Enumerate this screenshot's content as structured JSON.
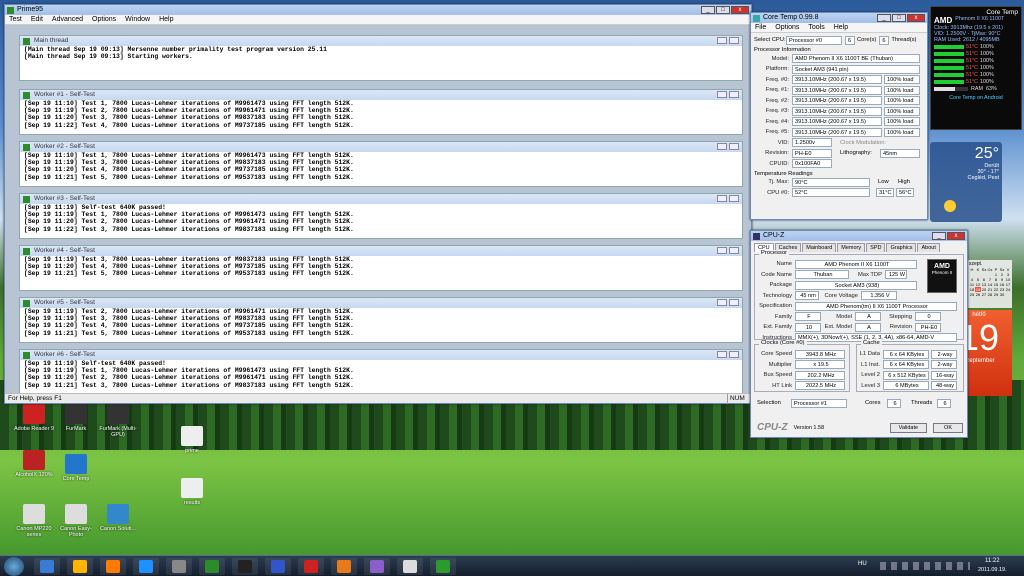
{
  "prime95": {
    "title": "Prime95",
    "menu": [
      "Test",
      "Edit",
      "Advanced",
      "Options",
      "Window",
      "Help"
    ],
    "main": {
      "title": "Main thread",
      "lines": [
        "",
        "[Main thread Sep 19 09:13] Mersenne number primality test program version 25.11",
        "[Main thread Sep 19 09:13] Starting workers."
      ]
    },
    "workers": [
      {
        "title": "Worker #1 - Self-Test",
        "lines": [
          "[Sep 19 11:10] Test 1, 7800 Lucas-Lehmer iterations of M9961473 using FFT length 512K.",
          "[Sep 19 11:19] Test 2, 7800 Lucas-Lehmer iterations of M9961471 using FFT length 512K.",
          "[Sep 19 11:20] Test 3, 7800 Lucas-Lehmer iterations of M9837183 using FFT length 512K.",
          "[Sep 19 11:22] Test 4, 7800 Lucas-Lehmer iterations of M9737185 using FFT length 512K."
        ]
      },
      {
        "title": "Worker #2 - Self-Test",
        "lines": [
          "[Sep 19 11:10] Test 1, 7800 Lucas-Lehmer iterations of M9961473 using FFT length 512K.",
          "[Sep 19 11:19] Test 3, 7800 Lucas-Lehmer iterations of M9837183 using FFT length 512K.",
          "[Sep 19 11:20] Test 4, 7800 Lucas-Lehmer iterations of M9737185 using FFT length 512K.",
          "[Sep 19 11:21] Test 5, 7800 Lucas-Lehmer iterations of M9537183 using FFT length 512K."
        ]
      },
      {
        "title": "Worker #3 - Self-Test",
        "lines": [
          "[Sep 19 11:19] Self-test 640K passed!",
          "[Sep 19 11:19] Test 1, 7800 Lucas-Lehmer iterations of M9961473 using FFT length 512K.",
          "[Sep 19 11:20] Test 2, 7800 Lucas-Lehmer iterations of M9961471 using FFT length 512K.",
          "[Sep 19 11:22] Test 3, 7800 Lucas-Lehmer iterations of M9837183 using FFT length 512K."
        ]
      },
      {
        "title": "Worker #4 - Self-Test",
        "lines": [
          "[Sep 19 11:19] Test 3, 7800 Lucas-Lehmer iterations of M9837183 using FFT length 512K.",
          "[Sep 19 11:20] Test 4, 7800 Lucas-Lehmer iterations of M9737185 using FFT length 512K.",
          "[Sep 19 11:21] Test 5, 7800 Lucas-Lehmer iterations of M9537183 using FFT length 512K."
        ]
      },
      {
        "title": "Worker #5 - Self-Test",
        "lines": [
          "[Sep 19 11:19] Test 2, 7800 Lucas-Lehmer iterations of M9961471 using FFT length 512K.",
          "[Sep 19 11:19] Test 3, 7800 Lucas-Lehmer iterations of M9837183 using FFT length 512K.",
          "[Sep 19 11:20] Test 4, 7800 Lucas-Lehmer iterations of M9737185 using FFT length 512K.",
          "[Sep 19 11:21] Test 5, 7800 Lucas-Lehmer iterations of M9537183 using FFT length 512K."
        ]
      },
      {
        "title": "Worker #6 - Self-Test",
        "lines": [
          "[Sep 19 11:19] Self-test 640K passed!",
          "[Sep 19 11:19] Test 1, 7800 Lucas-Lehmer iterations of M9961473 using FFT length 512K.",
          "[Sep 19 11:20] Test 2, 7800 Lucas-Lehmer iterations of M9961471 using FFT length 512K.",
          "[Sep 19 11:21] Test 3, 7800 Lucas-Lehmer iterations of M9837183 using FFT length 512K."
        ]
      }
    ],
    "status": "For Help, press F1",
    "num": "NUM"
  },
  "coretemp": {
    "title": "Core Temp 0.99.8",
    "menu": [
      "File",
      "Options",
      "Tools",
      "Help"
    ],
    "select_cpu": "Select CPU:",
    "processor": "Processor #0",
    "cores_n": "6",
    "cores": "Core(s)",
    "threads_n": "6",
    "threads": "Thread(s)",
    "info": "Processor Information",
    "model_l": "Model:",
    "model": "AMD Phenom II X6 1100T BE (Thuban)",
    "platform_l": "Platform:",
    "platform": "Socket AM3 (941 pin)",
    "freqs": [
      {
        "l": "Freq. #0:",
        "v": "3913.10MHz (200.67 x 19.5)",
        "load": "100% load"
      },
      {
        "l": "Freq. #1:",
        "v": "3913.10MHz (200.67 x 19.5)",
        "load": "100% load"
      },
      {
        "l": "Freq. #2:",
        "v": "3913.10MHz (200.67 x 19.5)",
        "load": "100% load"
      },
      {
        "l": "Freq. #3:",
        "v": "3913.10MHz (200.67 x 19.5)",
        "load": "100% load"
      },
      {
        "l": "Freq. #4:",
        "v": "3913.10MHz (200.67 x 19.5)",
        "load": "100% load"
      },
      {
        "l": "Freq. #5:",
        "v": "3913.10MHz (200.67 x 19.5)",
        "load": "100% load"
      }
    ],
    "vid_l": "VID:",
    "vid": "1.2500v",
    "mod_l": "Clock Modulation:",
    "rev_l": "Revision:",
    "rev": "PH-E0",
    "lith_l": "Lithography:",
    "lith": "45nm",
    "cpuid_l": "CPUID:",
    "cpuid": "0x100FA0",
    "readings": "Temperature Readings",
    "tjmax_l": "Tj. Max:",
    "tjmax": "90°C",
    "low": "Low",
    "high": "High",
    "cpu0_l": "CPU #0:",
    "cpu0": "52°C",
    "cpu0_low": "31°C",
    "cpu0_high": "56°C"
  },
  "gadget": {
    "title": "Core Temp",
    "cpu": "Phenom II X6 1100T",
    "clock": "Clock: 3913Mhz (19.5 x 201)",
    "vid": "VID: 1.2500V - TjMax: 90°C",
    "ram": "RAM Used: 2612 / 4095MB",
    "ram_label": "RAM",
    "ram_pct": "63%",
    "cores": [
      {
        "t": "51°C",
        "l": "100%"
      },
      {
        "t": "51°C",
        "l": "100%"
      },
      {
        "t": "51°C",
        "l": "100%"
      },
      {
        "t": "51°C",
        "l": "100%"
      },
      {
        "t": "51°C",
        "l": "100%"
      },
      {
        "t": "51°C",
        "l": "100%"
      }
    ],
    "android": "Core Temp on Android",
    "bar_color": "#22cc33"
  },
  "weather": {
    "temp": "25°",
    "desc": "Derült",
    "range": "30° - 17°",
    "city": "Cegléd, Pest"
  },
  "cpuz": {
    "title": "CPU-Z",
    "tabs": [
      "CPU",
      "Caches",
      "Mainboard",
      "Memory",
      "SPD",
      "Graphics",
      "About"
    ],
    "processor_grp": "Processor",
    "name_l": "Name",
    "name": "AMD Phenom II X6 1100T",
    "codename_l": "Code Name",
    "codename": "Thuban",
    "tdp_l": "Max TDP",
    "tdp": "125 W",
    "package_l": "Package",
    "package": "Socket AM3 (938)",
    "tech_l": "Technology",
    "tech": "45 nm",
    "voltage_l": "Core Voltage",
    "voltage": "1.356 V",
    "spec_l": "Specification",
    "spec": "AMD Phenom(tm) II X6 1100T Processor",
    "family_l": "Family",
    "family": "F",
    "model_l": "Model",
    "model": "A",
    "stepping_l": "Stepping",
    "stepping": "0",
    "extfam_l": "Ext. Family",
    "extfam": "10",
    "extmod_l": "Ext. Model",
    "extmod": "A",
    "rev_l": "Revision",
    "rev": "PH-E0",
    "instr_l": "Instructions",
    "instr": "MMX(+), 3DNow!(+), SSE (1, 2, 3, 4A), x86-64, AMD-V",
    "clocks_grp": "Clocks (Core #0)",
    "speed_l": "Core Speed",
    "speed": "3943.8 MHz",
    "mult_l": "Multiplier",
    "mult": "x 19.5",
    "bus_l": "Bus Speed",
    "bus": "202.2 MHz",
    "ht_l": "HT Link",
    "ht": "2022.5 MHz",
    "cache_grp": "Cache",
    "l1d_l": "L1 Data",
    "l1d": "6 x 64 KBytes",
    "l1d_w": "2-way",
    "l1i_l": "L1 Inst.",
    "l1i": "6 x 64 KBytes",
    "l1i_w": "2-way",
    "l2_l": "Level 2",
    "l2": "6 x 512 KBytes",
    "l2_w": "16-way",
    "l3_l": "Level 3",
    "l3": "6 MBytes",
    "l3_w": "48-way",
    "selection_l": "Selection",
    "selection": "Processor #1",
    "cores_l": "Cores",
    "cores": "6",
    "threads_l": "Threads",
    "threads": "6",
    "brand": "CPU-Z",
    "version": "Version 1.58",
    "validate": "Validate",
    "ok": "OK",
    "logo_text": "AMD",
    "logo_sub": "Phenom II"
  },
  "calendar": {
    "day": "19",
    "month": "szeptember",
    "weekday": "hétfő",
    "head": "szept.",
    "dow": [
      "H",
      "K",
      "Sz",
      "Cs",
      "P",
      "Sz",
      "V"
    ],
    "days": [
      "",
      "",
      "",
      "",
      "1",
      "2",
      "3",
      "4",
      "5",
      "6",
      "7",
      "8",
      "9",
      "10",
      "11",
      "12",
      "13",
      "14",
      "15",
      "16",
      "17",
      "18",
      "19",
      "20",
      "21",
      "22",
      "23",
      "24",
      "25",
      "26",
      "27",
      "28",
      "29",
      "30"
    ]
  },
  "desktop_icons": [
    {
      "label": "Adobe Reader 9",
      "color": "#c22"
    },
    {
      "label": "FurMark",
      "color": "#333"
    },
    {
      "label": "FurMark (Multi-GPU)",
      "color": "#333"
    },
    {
      "label": "AlcoholX 120%",
      "color": "#b22"
    },
    {
      "label": "Core Temp",
      "color": "#27c"
    },
    {
      "label": "prime",
      "color": "#eee"
    },
    {
      "label": "results",
      "color": "#eee"
    },
    {
      "label": "Canon MP220 series",
      "color": "#ddd"
    },
    {
      "label": "Canon Easy-Photo",
      "color": "#ddd"
    },
    {
      "label": "Canon Soluti...",
      "color": "#38c"
    }
  ],
  "taskbar": {
    "lang": "HU",
    "time": "11:22",
    "date": "2011.09.19.",
    "apps": [
      "#3a7bd5",
      "#ffb400",
      "#ff7a00",
      "#1e90ff",
      "#888",
      "#2c8c2c",
      "#222",
      "#3355cc",
      "#cc2222",
      "#e87a1a",
      "#8a5fc9",
      "#dddddd",
      "#2d9a2d"
    ]
  }
}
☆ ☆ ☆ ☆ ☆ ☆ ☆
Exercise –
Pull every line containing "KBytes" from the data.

Task solution –
    "l1d": "6 x 64 KBytes",
    "l1i": "6 x 64 KBytes",
    "l2": "6 x 512 KBytes",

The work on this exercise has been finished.